Repeat the following entries exactly, excluding pictures.
═══ Provided data
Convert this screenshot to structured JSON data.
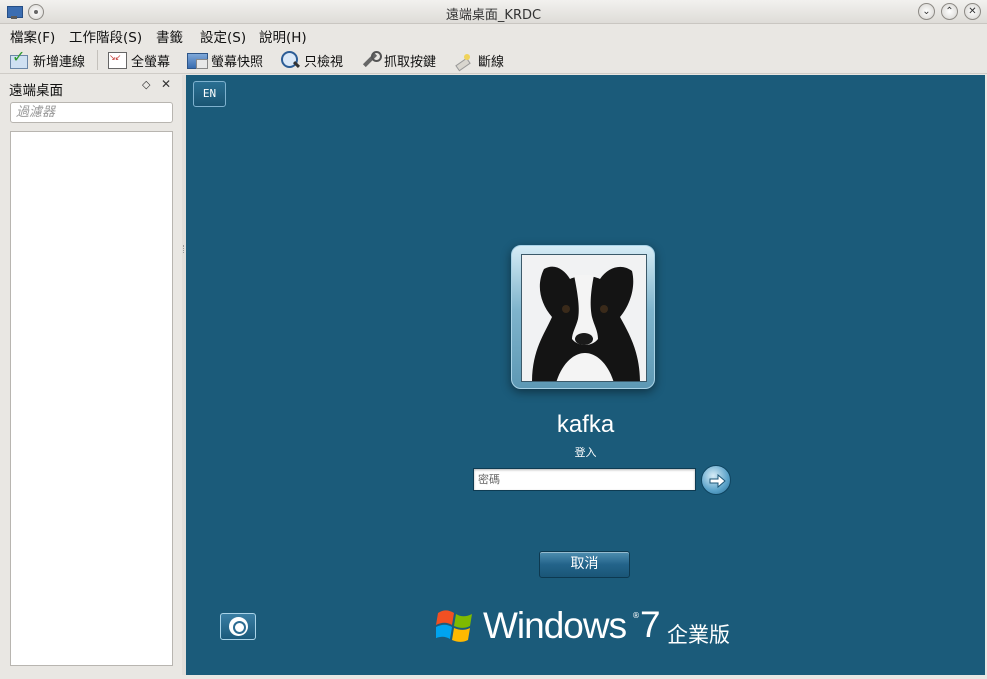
{
  "window": {
    "title": "遠端桌面_KRDC",
    "minimize_glyph": "⌄",
    "maximize_glyph": "⌃",
    "close_glyph": "✕"
  },
  "menu": {
    "items": [
      "檔案(F)",
      "工作階段(S)",
      "書籤",
      "設定(S)",
      "說明(H)"
    ]
  },
  "toolbar": {
    "new_connection": "新增連線",
    "fullscreen": "全螢幕",
    "screenshot": "螢幕快照",
    "view_only": "只檢視",
    "grab_keys": "抓取按鍵",
    "disconnect": "斷線"
  },
  "dock": {
    "title": "遠端桌面",
    "float_glyph": "◇",
    "close_glyph": "✕",
    "filter_placeholder": "過濾器"
  },
  "remote": {
    "language": "EN",
    "username": "kafka",
    "status": "登入",
    "password_placeholder": "密碼",
    "cancel_label": "取消",
    "brand_name": "Windows",
    "brand_version": "7",
    "brand_edition": "企業版",
    "colors": {
      "background": "#1b5b7a",
      "button": "#23638a"
    }
  }
}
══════
* _Result of the task_
Convert this screenshot to structured JSON data.
{
  "window": {
    "title": "遠端桌面_KRDC",
    "minimize_glyph": "⌄",
    "maximize_glyph": "⌃",
    "close_glyph": "✕"
  },
  "menu": {
    "items": [
      "檔案(F)",
      "工作階段(S)",
      "書籤",
      "設定(S)",
      "說明(H)"
    ]
  },
  "toolbar": {
    "new_connection": "新增連線",
    "fullscreen": "全螢幕",
    "screenshot": "螢幕快照",
    "view_only": "只檢視",
    "grab_keys": "抓取按鍵",
    "disconnect": "斷線"
  },
  "dock": {
    "title": "遠端桌面",
    "float_glyph": "◇",
    "close_glyph": "✕",
    "filter_placeholder": "過濾器"
  },
  "remote": {
    "language": "EN",
    "username": "kafka",
    "status": "登入",
    "password_placeholder": "密碼",
    "cancel_label": "取消",
    "brand_name": "Windows",
    "brand_version": "7",
    "brand_edition": "企業版",
    "colors": {
      "background": "#1b5b7a",
      "button": "#23638a"
    }
  }
}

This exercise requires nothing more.